                      1. Speed: Wire transfers are usually faster, and often completed on the same day, while ACH transfer can take a few days to settle.

                        2. Cost: Wire transfers are generally more expensive due to their rapid processing and higher fees, whereas ACH transfers are more cost-effective.

                        3. Use Cases: ACH transfer is suitable for recurring or scheduled payments, while wire transfers are ideal for urgent, one-time transactions.

                        Implementing ACH Transfers in Business Operations

                        Businesses can optimize their operations by integrating ACH transfers into their payment processes:

                        1. Automating Recurring Payments: Subscriptions, memberships, and utility bill payments can be automated through ACH transfer, reducing manual efforts and ensuring timely payments.

                          2. Vendor and Supplier Payments: Streamline payments to vendors and suppliers by setting up ACH transfers, enhancing relationships, and ensuring on-time transactions.

                          3. Enhancing Cash Flow Management: ACH transfer expedites fund availability, enabling businesses to better manage their cash flow and plan for expenses.

                          Simple Step-by-Step Guide to Making ACH Transfers

                          Security Measures in ACH Transfers

                          Business owners often prioritize security when adopting payment methods.
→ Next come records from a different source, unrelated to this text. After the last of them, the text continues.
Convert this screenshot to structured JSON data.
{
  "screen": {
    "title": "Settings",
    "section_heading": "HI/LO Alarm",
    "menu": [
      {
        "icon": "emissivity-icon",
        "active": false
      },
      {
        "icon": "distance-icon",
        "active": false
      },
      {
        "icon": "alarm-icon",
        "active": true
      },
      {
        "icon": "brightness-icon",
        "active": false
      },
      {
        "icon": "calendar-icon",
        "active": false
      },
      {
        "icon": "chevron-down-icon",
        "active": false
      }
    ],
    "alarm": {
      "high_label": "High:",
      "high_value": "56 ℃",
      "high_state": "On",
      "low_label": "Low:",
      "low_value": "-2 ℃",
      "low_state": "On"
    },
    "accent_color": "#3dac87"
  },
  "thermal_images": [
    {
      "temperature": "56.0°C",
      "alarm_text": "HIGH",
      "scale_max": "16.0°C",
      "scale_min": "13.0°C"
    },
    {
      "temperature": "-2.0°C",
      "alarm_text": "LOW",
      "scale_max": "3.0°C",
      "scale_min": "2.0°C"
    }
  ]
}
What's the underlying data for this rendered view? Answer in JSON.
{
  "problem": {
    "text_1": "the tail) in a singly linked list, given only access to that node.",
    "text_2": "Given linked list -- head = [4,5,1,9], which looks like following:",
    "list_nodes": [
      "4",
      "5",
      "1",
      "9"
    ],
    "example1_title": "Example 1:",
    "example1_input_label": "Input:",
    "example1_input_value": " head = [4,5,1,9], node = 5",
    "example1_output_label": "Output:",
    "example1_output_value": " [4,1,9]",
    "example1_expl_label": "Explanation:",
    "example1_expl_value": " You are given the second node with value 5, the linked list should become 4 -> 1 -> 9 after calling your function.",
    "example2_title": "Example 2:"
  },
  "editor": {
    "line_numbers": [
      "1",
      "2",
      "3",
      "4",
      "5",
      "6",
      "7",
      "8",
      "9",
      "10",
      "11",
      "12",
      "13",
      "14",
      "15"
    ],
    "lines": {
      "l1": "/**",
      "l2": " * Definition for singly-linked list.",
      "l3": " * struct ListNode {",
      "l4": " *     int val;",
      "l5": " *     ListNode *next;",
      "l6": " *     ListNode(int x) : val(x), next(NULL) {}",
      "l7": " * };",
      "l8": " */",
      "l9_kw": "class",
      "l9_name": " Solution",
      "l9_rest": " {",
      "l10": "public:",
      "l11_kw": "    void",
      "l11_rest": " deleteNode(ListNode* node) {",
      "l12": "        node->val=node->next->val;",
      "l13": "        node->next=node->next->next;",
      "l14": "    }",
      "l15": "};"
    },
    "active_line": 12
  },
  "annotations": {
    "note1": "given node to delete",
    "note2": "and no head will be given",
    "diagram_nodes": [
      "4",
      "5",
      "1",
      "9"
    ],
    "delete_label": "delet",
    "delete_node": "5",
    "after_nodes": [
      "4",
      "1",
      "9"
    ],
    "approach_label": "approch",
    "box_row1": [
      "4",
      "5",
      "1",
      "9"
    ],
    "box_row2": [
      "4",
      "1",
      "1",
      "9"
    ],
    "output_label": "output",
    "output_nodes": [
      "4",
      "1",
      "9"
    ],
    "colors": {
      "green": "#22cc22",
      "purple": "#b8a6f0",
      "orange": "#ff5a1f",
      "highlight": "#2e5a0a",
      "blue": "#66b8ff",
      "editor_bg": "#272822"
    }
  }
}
ACH transfers offer several layers of security:

                          1. Authentication and Authorization: Initiating an ACH transfer requires proper authorization from both parties, reducing the risk of unauthorized transactions.

                            2. Encryption Protocols: ACH transactions employ robust encryption protocols, safeguarding sensitive information during transmission.

                            3. NACHA Compliance: The National Automated Clearing House Association (NACHA) establishes and enforces strict security standards within the ACH network, ensuring compliance and safety.

                            ACH Transfers and Regulatory Compliance

                            Compliance with regulations and standards is crucial for businesses utilizing ACH transfers:

                            1. NACHA Operating Rules: Adhering to NACHA’s operating rules ensures businesses comply with guidelines governing ACH transactions, minimizing risks and ensuring legality.

                              2. Regulatory Oversight: Government entities and financial regulatory bodies oversee ACH transactions to maintain transparency, integrity, and security in the financial system.

                              Expanding Business Reach with ACH Transfers

                              The versatility of ACH transfers enables businesses to expand their reach:

                              1. E-commerce and Online Payments: Embracing ACH transfer in online platforms facilitates smoother transactions, attracting customers who prefer this payment method.

                                  2. Global Transactions: While ACH transfer primarily operates within the U.S., businesses can explore international payment alternatives like SEPA (Single Euro Payments Area) transfers for European transactions.


                                  By harnessing the potential of ACH transfers, businesses can revolutionize their payment processes, fortify financial security, and optimize operational efficiency. Embracing this electronic payment method empowers business owners to navigate the evolving financial landscape, catering to diverse customer preferences while ensuring seamless, secure, and cost-effective transactions.

                                  From streamlining day-to-day operations to fostering stronger financial relationships with clients and vendors, ACH transfers serve as a cornerstone for businesses striving for growth and sustainability in a competitive market.

                                  By implementing best practices, adhering to regulatory standards, and leveraging the myriad benefits of ACH transfers, businesses can pave the way for enhanced financial management, improved cash flow, and sustained success in today’s dynamic business environment.

                                  Comments are closed.